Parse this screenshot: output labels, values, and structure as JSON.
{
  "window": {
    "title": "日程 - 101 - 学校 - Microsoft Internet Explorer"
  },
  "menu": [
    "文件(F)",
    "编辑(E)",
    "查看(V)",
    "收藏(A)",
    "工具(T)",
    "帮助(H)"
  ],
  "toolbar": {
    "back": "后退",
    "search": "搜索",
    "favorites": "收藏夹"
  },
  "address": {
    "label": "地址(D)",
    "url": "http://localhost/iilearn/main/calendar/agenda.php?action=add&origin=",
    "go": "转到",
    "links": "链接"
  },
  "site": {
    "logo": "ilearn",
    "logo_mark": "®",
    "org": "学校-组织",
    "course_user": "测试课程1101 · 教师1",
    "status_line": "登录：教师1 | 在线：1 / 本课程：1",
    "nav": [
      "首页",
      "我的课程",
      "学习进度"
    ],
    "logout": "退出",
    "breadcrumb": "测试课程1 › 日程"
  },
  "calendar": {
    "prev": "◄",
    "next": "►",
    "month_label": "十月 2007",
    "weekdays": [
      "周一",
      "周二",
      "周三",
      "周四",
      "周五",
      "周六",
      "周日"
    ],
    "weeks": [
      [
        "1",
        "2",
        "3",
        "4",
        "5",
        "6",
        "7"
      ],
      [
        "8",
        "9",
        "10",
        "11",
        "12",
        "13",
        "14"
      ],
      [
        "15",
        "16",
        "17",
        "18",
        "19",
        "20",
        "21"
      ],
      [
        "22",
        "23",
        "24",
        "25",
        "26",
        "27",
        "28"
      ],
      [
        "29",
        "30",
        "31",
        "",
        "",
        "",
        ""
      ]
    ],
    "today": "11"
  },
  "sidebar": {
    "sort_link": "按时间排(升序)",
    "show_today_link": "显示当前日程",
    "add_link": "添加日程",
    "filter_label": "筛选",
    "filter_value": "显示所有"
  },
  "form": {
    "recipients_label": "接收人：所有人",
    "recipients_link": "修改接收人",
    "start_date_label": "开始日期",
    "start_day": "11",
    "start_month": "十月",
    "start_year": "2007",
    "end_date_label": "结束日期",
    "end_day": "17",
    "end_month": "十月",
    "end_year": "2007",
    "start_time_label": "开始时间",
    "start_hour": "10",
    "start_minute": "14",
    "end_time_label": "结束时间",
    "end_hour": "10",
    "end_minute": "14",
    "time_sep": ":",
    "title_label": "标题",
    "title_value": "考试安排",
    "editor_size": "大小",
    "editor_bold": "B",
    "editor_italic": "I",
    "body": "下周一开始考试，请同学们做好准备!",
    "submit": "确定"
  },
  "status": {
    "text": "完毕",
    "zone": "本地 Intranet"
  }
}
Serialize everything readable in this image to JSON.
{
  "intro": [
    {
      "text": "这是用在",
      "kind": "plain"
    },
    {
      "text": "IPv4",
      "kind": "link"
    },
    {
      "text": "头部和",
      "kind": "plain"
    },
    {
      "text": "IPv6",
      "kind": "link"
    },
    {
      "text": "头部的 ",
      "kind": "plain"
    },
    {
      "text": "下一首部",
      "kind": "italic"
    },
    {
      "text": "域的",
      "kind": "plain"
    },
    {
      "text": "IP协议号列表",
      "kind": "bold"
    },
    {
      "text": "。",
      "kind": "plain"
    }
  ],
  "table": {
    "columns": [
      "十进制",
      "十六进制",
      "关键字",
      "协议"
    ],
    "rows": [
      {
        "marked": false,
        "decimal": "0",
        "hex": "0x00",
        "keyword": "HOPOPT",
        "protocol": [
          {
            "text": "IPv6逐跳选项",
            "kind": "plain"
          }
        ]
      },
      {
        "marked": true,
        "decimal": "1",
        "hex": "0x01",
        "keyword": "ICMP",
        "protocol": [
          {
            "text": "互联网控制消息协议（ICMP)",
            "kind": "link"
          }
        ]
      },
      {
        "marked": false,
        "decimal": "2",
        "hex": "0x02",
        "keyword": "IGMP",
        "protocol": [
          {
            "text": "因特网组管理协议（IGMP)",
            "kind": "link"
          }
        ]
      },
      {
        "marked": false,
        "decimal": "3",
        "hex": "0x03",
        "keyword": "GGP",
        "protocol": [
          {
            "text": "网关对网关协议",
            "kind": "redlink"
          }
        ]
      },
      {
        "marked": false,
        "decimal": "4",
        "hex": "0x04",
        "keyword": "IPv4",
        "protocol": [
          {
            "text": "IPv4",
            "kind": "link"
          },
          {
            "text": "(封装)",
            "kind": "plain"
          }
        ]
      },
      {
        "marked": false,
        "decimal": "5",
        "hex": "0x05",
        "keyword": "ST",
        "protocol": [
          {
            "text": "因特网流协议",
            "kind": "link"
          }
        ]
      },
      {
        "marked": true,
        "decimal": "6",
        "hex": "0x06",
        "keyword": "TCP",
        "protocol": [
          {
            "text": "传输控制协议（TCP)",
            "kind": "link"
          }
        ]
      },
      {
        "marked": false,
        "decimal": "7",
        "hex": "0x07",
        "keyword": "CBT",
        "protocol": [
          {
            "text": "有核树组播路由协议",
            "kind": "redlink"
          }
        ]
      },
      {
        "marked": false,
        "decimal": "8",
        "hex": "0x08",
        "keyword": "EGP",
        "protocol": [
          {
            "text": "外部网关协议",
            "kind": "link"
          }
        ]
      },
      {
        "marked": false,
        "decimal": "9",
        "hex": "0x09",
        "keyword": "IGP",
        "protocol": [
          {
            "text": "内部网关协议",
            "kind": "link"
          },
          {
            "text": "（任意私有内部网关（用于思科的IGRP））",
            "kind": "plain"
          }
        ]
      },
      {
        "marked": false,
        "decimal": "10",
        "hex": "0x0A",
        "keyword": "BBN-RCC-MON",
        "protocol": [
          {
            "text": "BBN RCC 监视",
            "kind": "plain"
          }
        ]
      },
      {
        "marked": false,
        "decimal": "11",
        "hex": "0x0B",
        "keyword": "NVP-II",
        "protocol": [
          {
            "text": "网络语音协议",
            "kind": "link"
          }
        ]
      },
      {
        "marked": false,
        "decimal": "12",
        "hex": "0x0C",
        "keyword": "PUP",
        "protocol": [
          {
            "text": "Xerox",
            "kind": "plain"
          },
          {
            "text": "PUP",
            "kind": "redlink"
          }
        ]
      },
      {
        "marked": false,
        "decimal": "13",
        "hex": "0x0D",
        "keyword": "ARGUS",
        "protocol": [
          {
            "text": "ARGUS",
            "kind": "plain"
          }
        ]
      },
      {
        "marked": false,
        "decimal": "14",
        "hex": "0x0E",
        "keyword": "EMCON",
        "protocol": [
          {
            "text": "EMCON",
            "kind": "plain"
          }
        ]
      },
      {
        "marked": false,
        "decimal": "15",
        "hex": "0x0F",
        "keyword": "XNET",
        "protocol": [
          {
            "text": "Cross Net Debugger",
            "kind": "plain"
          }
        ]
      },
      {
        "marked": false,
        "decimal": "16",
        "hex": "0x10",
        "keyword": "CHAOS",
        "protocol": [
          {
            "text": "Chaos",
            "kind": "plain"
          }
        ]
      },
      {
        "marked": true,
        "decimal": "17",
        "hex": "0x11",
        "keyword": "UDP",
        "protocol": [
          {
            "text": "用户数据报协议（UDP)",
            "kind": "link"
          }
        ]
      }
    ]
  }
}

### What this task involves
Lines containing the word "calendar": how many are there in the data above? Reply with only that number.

### Final answer
2